The maximum you can get is £7,000. But the way this is judged doesn’t work out. Lots of people receive the minimum loan and little to no financial aid from their family. These calculations never take into account how much your parents can actually afford to give you when they might be paying off a mortgage or supporting siblings through school or university as well.
The minimum loan should at least cover the cost of basic living costs for a start. I’m not saying that everyone should get the same, but I shouldn’t have to work 20 hours a week on top of university because my parents earn a little more money. When the minimum loan doesn’t cover the rent of non-en suite halls that were built in the 50’s then something is wrong.
More to the point, how does what my parents earn have any relation to me? The government’s assumed that I will be getting cash from my parents, but that’s simply not the case. Have you judged the other commitments my parents have?
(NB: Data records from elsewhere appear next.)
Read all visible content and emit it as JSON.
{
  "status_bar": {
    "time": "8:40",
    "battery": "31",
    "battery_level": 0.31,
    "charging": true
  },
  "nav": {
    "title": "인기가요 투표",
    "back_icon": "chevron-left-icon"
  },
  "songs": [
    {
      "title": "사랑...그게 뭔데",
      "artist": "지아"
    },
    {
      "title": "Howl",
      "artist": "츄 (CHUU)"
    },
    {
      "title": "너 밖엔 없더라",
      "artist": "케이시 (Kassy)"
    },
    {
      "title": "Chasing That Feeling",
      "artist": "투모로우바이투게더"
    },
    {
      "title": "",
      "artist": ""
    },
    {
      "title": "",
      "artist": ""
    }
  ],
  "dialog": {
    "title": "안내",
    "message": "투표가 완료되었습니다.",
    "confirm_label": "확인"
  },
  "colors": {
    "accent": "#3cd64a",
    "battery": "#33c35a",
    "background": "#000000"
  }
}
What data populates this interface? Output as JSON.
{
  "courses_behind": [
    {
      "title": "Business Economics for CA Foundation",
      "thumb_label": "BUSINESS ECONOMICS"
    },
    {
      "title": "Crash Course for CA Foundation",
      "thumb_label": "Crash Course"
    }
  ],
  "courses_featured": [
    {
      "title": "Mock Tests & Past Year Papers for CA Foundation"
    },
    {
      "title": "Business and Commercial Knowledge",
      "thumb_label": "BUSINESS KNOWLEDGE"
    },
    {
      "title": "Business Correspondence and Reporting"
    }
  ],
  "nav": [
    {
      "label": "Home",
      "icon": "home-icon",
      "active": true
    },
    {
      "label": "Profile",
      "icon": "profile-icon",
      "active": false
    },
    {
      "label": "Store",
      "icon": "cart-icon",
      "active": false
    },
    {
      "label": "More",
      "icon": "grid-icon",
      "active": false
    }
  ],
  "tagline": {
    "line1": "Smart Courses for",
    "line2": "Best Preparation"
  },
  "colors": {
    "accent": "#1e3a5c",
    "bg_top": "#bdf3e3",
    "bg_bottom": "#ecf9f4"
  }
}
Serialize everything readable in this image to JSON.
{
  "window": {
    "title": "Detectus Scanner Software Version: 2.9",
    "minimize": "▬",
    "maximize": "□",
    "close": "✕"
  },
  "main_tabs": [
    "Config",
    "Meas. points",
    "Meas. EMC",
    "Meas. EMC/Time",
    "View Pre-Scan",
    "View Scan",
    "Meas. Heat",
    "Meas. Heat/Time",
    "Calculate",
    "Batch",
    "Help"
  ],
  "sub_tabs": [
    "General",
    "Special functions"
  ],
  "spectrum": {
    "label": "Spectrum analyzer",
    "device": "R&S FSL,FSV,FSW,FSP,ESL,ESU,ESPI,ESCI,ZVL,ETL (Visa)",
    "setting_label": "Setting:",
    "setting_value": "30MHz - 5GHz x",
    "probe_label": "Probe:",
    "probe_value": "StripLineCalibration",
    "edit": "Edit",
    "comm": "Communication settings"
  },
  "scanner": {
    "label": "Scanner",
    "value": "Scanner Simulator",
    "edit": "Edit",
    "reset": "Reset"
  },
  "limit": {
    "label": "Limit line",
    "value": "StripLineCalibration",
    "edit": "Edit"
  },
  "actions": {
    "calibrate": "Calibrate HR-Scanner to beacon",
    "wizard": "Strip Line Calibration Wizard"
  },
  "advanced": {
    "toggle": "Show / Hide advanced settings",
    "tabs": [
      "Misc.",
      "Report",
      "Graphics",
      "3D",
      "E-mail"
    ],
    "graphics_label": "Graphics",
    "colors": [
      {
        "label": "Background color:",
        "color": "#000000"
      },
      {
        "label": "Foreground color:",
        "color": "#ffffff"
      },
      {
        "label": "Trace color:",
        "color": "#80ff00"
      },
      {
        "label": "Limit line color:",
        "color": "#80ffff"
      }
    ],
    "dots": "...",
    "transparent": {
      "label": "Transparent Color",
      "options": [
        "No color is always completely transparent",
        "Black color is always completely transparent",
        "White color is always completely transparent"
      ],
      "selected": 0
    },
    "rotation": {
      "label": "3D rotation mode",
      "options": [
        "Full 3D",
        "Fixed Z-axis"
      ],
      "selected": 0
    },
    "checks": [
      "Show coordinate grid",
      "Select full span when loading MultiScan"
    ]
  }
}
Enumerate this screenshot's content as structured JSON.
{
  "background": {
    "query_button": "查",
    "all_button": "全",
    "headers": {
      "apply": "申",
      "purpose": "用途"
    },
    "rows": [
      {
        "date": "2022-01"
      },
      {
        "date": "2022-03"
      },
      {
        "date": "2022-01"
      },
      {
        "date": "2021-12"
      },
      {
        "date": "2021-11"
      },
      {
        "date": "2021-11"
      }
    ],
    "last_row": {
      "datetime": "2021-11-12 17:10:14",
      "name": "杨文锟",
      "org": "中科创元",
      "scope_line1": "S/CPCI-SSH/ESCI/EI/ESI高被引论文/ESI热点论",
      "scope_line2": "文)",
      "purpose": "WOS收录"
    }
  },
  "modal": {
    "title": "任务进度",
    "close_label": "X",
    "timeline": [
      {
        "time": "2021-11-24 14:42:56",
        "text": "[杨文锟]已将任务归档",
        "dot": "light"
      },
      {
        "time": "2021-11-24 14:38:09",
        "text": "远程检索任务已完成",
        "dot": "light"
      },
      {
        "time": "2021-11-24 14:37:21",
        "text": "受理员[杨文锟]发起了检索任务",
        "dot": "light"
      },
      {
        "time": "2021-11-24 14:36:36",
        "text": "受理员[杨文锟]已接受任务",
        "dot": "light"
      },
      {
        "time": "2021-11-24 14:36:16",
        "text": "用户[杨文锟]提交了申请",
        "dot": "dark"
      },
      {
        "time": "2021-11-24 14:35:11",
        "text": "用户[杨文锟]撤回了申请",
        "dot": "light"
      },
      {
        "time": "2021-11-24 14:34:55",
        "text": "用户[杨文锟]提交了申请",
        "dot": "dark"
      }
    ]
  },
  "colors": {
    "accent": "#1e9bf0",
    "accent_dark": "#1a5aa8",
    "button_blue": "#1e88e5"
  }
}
Are we not adults now, who should be able to fend for ourselves?
There are people at uni who can afford to keep a car and shop at Waitrose when they come back from their holiday abroad, because their parents are retired doctors or architects. They get the full loan all paid for by Student Finance. Then there are those of us who are stuck cycling everywhere because we can’t afford to pay the gas bill on top of rent this month. Is that not a sign of a broken system?
You’re supposed to learn how to manage your finances at university, but this appears to only apply to some and not others, when some of us have no finances to manage thanks to Student Finance. How is anyone supposed to learn money management in the first place when the money you’re managing constantly has a minus sign in front of it?
University is a time when students try to carve out some independence from their families. It seems strange then that this opportunity isn’t universally applied. More to the point, why are those belonging to higher income families being effectively punished for their family’s income.
Being forced to be reliant on daddy’s money at uni defeats the whole point of leaving home and the only way to fix this has to be to raise the minimum amount.